◆ **Problem**
Check every line of the following material for the word "JSON", then say how many have it, with no other words.

◆ **Given entries**
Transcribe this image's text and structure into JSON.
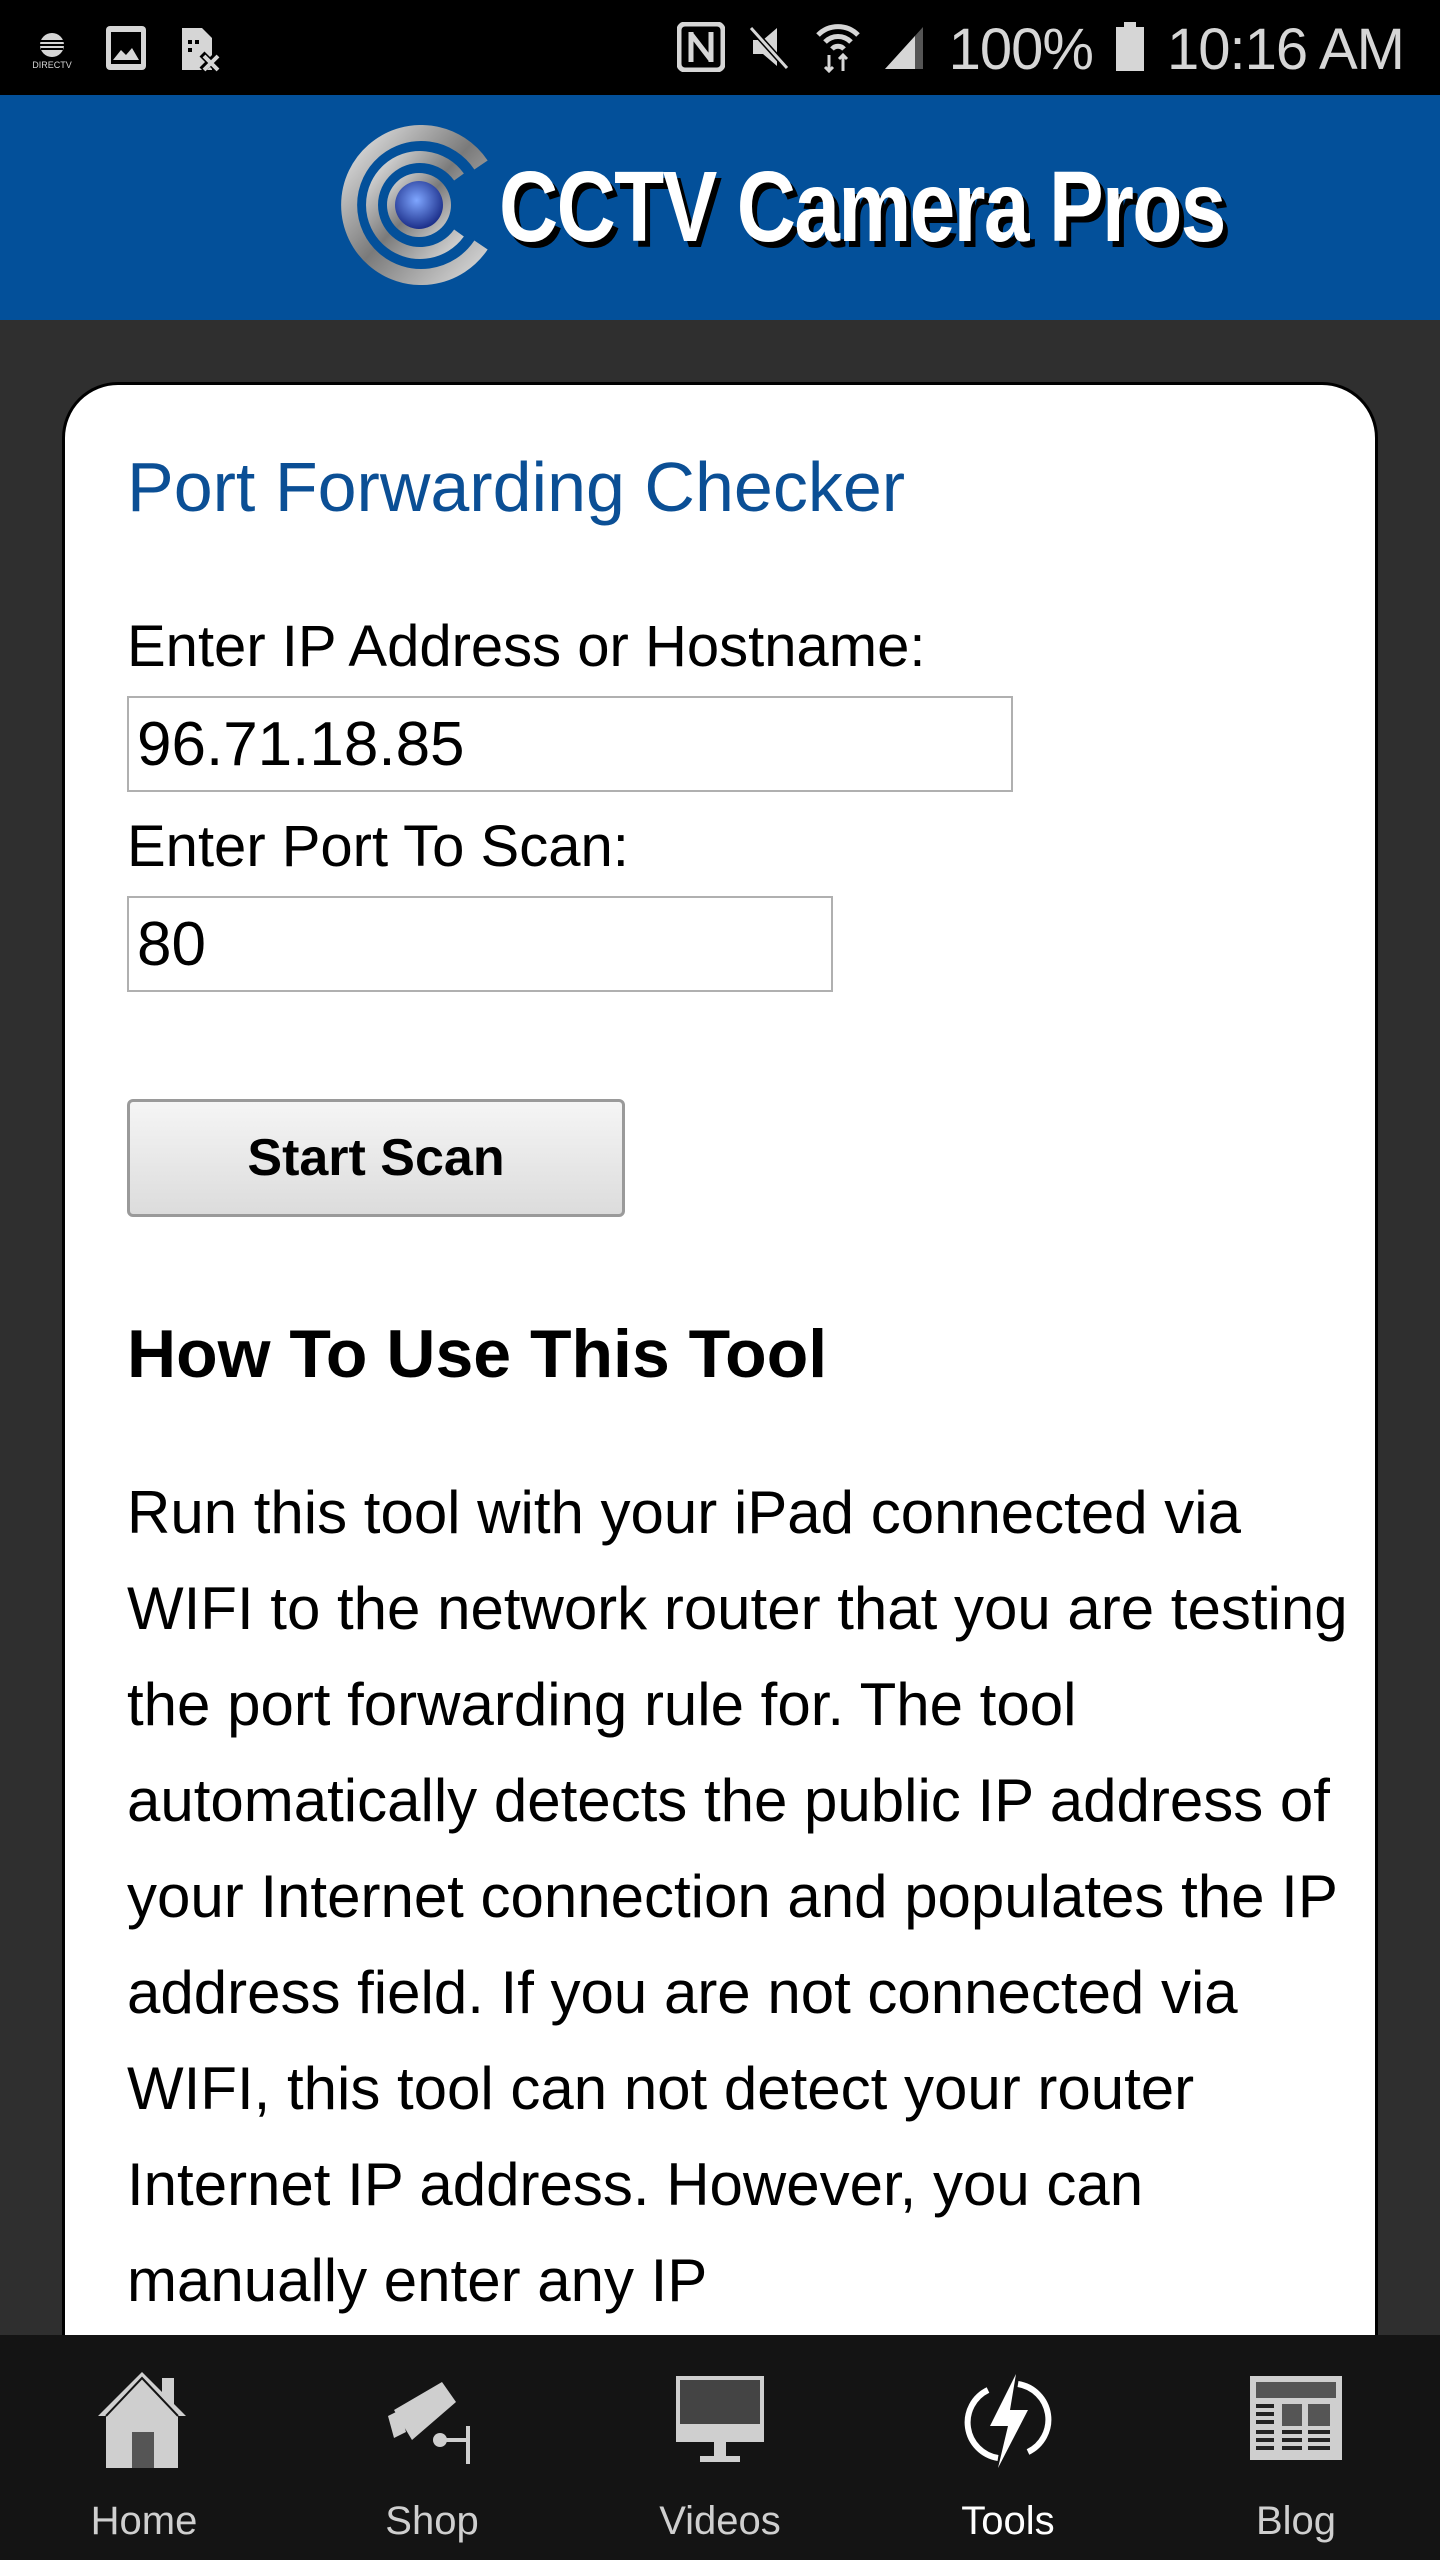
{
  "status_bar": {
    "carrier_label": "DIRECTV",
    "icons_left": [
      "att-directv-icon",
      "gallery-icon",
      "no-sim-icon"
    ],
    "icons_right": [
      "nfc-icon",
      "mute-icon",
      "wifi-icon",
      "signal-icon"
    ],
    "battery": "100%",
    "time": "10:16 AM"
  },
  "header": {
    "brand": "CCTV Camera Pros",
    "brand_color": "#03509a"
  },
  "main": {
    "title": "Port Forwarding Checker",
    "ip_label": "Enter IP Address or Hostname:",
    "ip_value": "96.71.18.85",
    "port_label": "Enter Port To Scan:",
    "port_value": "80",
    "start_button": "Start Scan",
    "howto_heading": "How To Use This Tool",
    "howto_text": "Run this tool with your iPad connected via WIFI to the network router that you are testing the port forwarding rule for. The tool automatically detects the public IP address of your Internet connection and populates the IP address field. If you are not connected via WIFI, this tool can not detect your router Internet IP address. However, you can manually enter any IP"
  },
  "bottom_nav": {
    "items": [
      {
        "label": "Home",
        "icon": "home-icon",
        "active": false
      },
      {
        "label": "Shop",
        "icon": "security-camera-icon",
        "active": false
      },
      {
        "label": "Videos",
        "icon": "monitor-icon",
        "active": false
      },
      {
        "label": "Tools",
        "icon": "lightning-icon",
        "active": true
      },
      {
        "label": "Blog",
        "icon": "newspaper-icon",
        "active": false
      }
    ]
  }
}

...

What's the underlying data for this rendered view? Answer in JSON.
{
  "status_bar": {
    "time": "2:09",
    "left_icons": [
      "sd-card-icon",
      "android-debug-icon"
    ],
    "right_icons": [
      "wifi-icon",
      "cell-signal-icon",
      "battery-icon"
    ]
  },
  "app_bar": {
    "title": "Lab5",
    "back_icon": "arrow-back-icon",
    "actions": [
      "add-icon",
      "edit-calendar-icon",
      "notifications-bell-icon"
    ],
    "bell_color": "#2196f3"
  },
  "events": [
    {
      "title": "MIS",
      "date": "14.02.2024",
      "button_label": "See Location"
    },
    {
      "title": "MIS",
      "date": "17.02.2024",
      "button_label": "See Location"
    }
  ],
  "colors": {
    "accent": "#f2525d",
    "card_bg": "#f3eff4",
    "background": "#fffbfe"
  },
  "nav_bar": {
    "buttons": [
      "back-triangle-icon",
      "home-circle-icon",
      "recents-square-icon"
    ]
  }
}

◆ **Solution for this problem**
2